REQUIRED WORK:
Wherever "size" turns up in the entries, copy out the line that holds it.

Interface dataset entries
-------
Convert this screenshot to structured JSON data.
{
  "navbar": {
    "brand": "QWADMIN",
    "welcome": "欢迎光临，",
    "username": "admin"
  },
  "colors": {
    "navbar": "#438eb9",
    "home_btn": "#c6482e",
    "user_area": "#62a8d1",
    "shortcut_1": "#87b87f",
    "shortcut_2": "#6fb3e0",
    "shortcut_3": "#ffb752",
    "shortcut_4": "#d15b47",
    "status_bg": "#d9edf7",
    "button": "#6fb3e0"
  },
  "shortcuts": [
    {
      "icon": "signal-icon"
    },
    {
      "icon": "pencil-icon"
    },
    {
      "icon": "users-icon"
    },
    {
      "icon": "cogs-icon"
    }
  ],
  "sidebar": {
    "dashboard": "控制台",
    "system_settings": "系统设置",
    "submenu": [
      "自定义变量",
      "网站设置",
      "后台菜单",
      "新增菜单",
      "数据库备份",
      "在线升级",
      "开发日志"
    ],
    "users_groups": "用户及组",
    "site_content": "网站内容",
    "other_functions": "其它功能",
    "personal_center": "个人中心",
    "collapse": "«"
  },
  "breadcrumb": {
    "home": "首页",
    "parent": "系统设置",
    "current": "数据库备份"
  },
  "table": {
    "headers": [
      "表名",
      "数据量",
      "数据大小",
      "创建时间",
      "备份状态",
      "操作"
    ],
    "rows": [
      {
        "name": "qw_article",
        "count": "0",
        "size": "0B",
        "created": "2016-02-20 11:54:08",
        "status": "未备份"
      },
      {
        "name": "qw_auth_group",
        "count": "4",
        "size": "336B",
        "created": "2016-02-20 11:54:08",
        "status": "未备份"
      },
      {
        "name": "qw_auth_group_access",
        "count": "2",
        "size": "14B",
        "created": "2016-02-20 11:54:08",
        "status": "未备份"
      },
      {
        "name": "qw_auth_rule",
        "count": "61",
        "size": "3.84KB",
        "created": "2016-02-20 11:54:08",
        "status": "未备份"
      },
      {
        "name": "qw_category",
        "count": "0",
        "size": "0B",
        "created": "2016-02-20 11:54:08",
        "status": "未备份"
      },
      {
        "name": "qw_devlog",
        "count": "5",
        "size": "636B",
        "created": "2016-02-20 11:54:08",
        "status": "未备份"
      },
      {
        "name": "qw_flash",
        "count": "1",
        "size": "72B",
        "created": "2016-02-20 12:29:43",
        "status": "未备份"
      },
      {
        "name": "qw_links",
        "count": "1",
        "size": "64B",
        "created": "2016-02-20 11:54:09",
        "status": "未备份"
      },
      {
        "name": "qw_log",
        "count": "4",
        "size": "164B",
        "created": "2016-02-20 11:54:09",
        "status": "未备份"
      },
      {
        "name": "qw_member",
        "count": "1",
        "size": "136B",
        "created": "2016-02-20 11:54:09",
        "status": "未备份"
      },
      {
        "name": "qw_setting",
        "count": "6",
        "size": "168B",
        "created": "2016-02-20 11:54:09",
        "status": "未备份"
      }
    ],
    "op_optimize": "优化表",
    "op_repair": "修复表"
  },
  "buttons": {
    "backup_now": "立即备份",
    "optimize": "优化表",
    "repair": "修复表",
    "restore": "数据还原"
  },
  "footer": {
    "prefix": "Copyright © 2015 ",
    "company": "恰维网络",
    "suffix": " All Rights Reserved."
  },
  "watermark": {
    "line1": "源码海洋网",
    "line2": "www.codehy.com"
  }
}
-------
ANSWER:
        "size": "0B",
        "size": "336B",
        "size": "14B",
        "size": "3.84KB",
        "size": "0B",
        "size": "636B",
        "size": "72B",
        "size": "64B",
        "size": "164B",
        "size": "136B",
        "size": "168B",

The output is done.